• **WHAT THE EXERCISE ASKS**:
In the entries below, spot each line with the word "here" and copy it.

Records drawn from a dataset

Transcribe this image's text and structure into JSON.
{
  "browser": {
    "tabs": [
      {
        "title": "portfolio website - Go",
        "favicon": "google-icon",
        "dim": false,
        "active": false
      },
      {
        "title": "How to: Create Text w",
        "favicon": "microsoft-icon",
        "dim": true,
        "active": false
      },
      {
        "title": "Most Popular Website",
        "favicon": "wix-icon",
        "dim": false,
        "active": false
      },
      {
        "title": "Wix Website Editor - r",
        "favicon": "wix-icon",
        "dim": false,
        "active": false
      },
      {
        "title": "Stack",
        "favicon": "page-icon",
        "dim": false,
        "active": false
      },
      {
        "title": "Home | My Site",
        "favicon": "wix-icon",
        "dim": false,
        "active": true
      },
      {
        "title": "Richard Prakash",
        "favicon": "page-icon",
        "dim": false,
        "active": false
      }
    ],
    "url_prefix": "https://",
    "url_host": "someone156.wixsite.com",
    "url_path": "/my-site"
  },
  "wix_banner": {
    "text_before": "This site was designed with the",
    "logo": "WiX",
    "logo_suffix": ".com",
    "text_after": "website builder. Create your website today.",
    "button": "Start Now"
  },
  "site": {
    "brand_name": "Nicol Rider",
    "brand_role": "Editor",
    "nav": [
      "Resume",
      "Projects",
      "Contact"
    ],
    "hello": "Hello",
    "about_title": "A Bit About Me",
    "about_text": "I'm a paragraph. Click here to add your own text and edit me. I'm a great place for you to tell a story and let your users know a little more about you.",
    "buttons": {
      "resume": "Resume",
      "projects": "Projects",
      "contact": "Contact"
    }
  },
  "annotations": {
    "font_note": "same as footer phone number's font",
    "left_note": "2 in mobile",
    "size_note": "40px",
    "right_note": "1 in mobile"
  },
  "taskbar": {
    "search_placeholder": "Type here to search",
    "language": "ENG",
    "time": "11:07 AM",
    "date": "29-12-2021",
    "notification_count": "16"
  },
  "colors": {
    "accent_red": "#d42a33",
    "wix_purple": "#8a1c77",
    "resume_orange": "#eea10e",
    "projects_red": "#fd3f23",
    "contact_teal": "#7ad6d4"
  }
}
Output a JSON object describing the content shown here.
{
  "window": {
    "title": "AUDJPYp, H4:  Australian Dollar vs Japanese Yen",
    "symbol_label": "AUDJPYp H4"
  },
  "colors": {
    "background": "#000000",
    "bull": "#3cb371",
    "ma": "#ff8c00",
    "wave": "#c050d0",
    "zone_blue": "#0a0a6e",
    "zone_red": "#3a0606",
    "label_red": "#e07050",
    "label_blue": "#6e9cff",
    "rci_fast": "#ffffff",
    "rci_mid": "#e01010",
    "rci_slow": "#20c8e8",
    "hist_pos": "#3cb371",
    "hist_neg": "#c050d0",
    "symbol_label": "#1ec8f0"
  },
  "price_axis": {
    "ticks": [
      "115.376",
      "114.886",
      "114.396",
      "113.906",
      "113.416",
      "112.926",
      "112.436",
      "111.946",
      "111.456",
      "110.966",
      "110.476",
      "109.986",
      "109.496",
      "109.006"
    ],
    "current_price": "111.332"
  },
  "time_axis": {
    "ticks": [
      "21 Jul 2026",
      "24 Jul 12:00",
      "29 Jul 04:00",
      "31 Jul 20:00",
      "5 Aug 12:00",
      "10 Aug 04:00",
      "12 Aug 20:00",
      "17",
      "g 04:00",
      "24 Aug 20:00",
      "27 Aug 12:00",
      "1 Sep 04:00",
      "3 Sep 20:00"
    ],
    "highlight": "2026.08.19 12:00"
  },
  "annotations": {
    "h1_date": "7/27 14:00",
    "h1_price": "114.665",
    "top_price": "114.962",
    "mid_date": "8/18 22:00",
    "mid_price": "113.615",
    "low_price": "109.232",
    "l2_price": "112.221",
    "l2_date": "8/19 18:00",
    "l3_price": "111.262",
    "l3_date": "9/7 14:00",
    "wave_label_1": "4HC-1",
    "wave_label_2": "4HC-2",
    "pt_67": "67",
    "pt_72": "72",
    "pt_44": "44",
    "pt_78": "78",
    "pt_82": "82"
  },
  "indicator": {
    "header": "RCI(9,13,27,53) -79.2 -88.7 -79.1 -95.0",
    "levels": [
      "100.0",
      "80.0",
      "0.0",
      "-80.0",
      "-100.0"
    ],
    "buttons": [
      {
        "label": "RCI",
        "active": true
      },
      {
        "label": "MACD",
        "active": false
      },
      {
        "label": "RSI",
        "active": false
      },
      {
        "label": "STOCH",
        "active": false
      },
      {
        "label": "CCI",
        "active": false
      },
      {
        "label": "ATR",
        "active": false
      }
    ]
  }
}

• **THE COMPLETED TASK**:
    "about_text": "I'm a paragraph. Click here to add your own text and edit me. I'm a great place for you to tell a story and let your users know a little more about you.",
    "search_placeholder": "Type here to search",
Output a JSON object describing the content shown here.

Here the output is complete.